Below is an excerpt from Marker's text I transcribed from the Criterion box set for Sans Soleil/La Jetee. I cannot help but take Marker's point that technology today could allow for anyone to create something extremely personal and exploratory, free from the restraints of capital. Although his reference to Vertov is certainly appropriate, Astruc could have been evoked just as easily. The real question is: with the advent of incredibly cheap HD video cameras (this generation's Beaulieu), why aren't there more films produced in kindred spirit with Sans Soleil? Why are there virtually no other camera-writers and most importantly:
"Will there be a last letter?"
Notes On Filmmaking
by Chris Marker

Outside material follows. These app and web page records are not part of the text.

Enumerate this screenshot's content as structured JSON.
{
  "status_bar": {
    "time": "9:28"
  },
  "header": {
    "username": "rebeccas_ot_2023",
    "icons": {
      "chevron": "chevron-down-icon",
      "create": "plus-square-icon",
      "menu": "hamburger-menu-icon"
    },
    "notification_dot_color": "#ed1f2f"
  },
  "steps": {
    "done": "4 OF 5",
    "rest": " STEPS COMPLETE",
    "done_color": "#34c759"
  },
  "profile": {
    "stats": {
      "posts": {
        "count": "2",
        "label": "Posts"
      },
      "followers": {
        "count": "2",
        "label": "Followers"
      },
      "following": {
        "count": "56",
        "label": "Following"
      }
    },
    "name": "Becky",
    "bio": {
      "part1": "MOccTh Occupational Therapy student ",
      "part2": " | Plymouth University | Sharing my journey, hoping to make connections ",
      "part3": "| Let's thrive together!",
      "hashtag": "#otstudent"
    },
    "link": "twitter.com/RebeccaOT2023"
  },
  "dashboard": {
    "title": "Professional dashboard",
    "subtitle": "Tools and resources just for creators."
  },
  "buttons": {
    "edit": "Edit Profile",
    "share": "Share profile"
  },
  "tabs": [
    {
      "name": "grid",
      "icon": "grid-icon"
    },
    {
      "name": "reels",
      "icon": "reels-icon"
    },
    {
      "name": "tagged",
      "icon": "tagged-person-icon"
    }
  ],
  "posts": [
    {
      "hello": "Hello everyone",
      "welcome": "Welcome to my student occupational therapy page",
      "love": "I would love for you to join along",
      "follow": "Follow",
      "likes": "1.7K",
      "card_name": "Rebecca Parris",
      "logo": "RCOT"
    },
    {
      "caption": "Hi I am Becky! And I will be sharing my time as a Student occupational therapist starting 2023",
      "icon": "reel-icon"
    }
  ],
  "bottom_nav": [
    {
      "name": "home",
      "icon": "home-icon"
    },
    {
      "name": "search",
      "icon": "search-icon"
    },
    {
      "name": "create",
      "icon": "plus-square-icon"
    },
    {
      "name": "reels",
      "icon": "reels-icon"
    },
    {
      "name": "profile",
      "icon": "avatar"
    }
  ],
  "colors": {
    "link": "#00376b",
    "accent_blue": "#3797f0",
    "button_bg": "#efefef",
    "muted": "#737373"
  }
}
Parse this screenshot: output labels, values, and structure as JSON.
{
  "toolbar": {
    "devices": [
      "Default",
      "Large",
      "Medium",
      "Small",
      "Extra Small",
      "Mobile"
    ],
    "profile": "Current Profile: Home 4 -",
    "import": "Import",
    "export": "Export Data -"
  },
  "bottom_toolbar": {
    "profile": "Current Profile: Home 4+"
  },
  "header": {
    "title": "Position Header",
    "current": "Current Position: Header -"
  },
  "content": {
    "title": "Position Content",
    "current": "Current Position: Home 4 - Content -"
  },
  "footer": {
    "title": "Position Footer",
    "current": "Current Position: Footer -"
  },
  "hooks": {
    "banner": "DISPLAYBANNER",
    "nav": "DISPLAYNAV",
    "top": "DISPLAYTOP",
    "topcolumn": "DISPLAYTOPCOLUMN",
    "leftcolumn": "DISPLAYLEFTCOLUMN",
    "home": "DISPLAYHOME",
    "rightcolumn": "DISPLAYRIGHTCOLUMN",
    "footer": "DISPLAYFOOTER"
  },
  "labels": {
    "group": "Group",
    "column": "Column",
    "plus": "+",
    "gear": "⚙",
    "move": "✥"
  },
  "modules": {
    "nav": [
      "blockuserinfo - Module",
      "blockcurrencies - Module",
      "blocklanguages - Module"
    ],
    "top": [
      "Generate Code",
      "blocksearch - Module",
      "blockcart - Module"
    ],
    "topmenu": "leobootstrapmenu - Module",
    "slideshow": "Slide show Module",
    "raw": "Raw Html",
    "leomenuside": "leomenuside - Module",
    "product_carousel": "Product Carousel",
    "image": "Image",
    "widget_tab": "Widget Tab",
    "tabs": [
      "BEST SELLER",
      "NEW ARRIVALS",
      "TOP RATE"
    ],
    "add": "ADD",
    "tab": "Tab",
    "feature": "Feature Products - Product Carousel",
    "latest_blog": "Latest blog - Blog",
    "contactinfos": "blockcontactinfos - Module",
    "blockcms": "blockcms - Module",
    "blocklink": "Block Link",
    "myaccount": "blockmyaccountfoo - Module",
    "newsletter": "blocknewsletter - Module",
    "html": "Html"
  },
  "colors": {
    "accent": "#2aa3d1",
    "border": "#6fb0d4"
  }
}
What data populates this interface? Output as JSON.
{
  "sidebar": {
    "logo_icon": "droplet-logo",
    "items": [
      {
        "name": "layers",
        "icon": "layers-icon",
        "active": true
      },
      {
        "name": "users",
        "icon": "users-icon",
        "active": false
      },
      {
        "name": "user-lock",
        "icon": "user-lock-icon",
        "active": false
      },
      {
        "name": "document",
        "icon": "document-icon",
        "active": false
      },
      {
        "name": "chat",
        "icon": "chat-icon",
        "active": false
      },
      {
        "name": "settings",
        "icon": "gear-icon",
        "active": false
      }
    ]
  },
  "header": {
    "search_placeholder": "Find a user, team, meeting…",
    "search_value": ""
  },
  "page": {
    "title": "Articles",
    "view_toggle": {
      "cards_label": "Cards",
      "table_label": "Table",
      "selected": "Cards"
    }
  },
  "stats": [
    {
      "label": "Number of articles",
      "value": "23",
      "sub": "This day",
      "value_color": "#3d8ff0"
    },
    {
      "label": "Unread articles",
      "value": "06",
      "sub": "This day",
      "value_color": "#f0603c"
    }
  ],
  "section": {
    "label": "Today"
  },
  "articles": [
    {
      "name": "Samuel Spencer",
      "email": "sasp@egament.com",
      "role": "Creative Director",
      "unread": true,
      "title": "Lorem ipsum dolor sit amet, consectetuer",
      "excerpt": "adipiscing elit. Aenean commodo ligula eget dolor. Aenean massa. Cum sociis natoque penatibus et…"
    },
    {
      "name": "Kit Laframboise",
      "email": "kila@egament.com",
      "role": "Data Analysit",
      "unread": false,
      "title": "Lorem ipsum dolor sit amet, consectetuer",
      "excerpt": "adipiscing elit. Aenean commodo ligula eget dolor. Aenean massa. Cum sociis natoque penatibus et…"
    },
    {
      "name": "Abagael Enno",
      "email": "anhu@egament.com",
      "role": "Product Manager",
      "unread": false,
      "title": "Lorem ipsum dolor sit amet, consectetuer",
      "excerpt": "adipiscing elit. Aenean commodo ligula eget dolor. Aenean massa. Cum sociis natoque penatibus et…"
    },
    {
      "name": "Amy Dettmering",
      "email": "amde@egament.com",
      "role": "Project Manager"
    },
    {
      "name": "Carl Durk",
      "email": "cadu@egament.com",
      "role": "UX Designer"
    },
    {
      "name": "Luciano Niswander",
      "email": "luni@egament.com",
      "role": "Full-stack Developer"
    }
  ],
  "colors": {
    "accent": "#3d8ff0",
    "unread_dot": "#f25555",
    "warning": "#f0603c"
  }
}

Working on a shoestring, which in my case is more often a matter of circumstance than of choice, never appeared to me as a cornerstone for aesthetics, and Dogme-type stuff just bores me. So it's rather in order to bring some comfort to young filmmakers in need that I mention these few technical details: The material for La Jetee was created with a Pentax 24x36, and the only "cinema" part (the blinking of the eyes) with an Arriflex 35mm film camera, borrowed for one hour. Sans Soleil was entirely shot with a 16mm Beaulieu silent film camera (not one sync take within the whole film), with 100-foot reels – 2'44" autonomy! –and a small cassette recorder (not even a Walkman; they didn't exist yet). The only "sophisticated" device – given the time – was the spectre image synthesizer, also borrowed for a few days. This is to say that the basic tools for these two films were literally available to anyone. No silly boasting here, just the conviction that today, with the advent of computer and small DV cameras (unintentional homage to Dziga Vertov), would-be directors need no longer submit their fate to the unpredictability of producers or the arthritis of televisions, and that by following their whims or passions, they perhaps see on day their tinkering elevated to DVD status by honorable men.